    • NH: A fascinating election. With a bang, Spain now has a right-wing nationalist party, unrelated to the mainstream center-right party (People's Party). Back in 2016, the emergence of Podemos gave Spain a left-wing progressive party, similarly unrelated to mainstream socialists (Spanish Socialists Workers Party). Spain is now experiencing the same sort of ideological splintering as the rest of Europe. Both leaders of the new parties are young. Santiago Abascal, the leader of Vox, is 42. Pablo Iglesias, the leader of Podemos, is 40.

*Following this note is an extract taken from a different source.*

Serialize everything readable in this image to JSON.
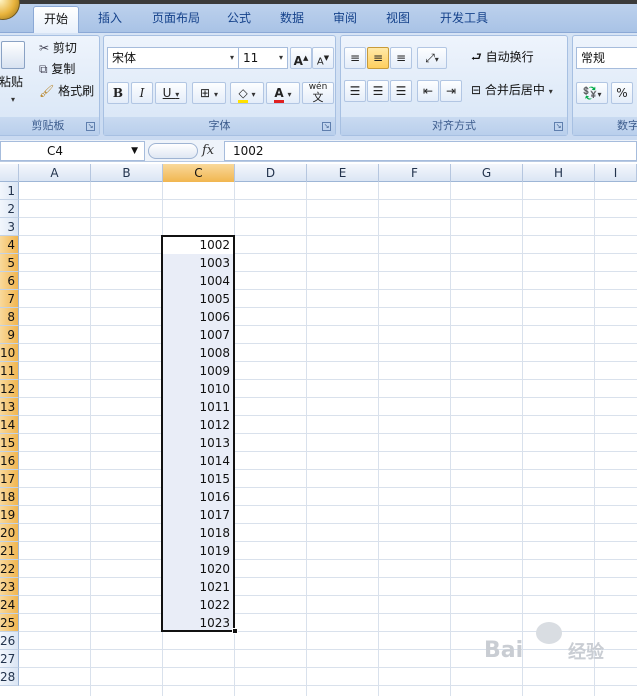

    • The results solve none of Spain's immediate political challenges. Between the two mainstream parties, the Socialists won big and the conservative People's Party lost big. But that gain for the left was approximately cancelled out by the rise of Vox and big gains for Cuididanos ("Citizens" party), which has been steadily moving toward conservatism and nationalism. The Socialists may still be unable to form a government without inviting in one of the separatist Catalonian parties. Which puts the Socialist leader, Pedro Sánchez, right back where he was when he called the election.

 DID YOU KNOW?

Global Citizens Down on Democracy. We’ve written about how U.S. Millennials are increasingly frustrated with democracy. (See: “Are Millennials Giving Up on Democracy?”) New research shows that they’re not alone. According to Pew Research Center, most people worldwide (51%) now say they’re dissatisfied with the way democracy is working in their country. Much of this dissatisfaction stems from frustration with politicians and the political system in general. Just 35% of people say that elected officials in their country care what ordinary people think. Fully 60% say that, no matter who wins an election, things do not change very much. Across the globe, dissatisfaction with democracy is correlated with a pessimistic view of the economy. All this negativity is a boon to populism: In Sweden, 57% of those dissatisfied with democracy have a favorable view of the far-right Sweden Democrats, compared to just 17% who have an unfavorable view. Germany’s AfD party and France’s National Front party enjoy similar margins of support among dissatisfied citizens.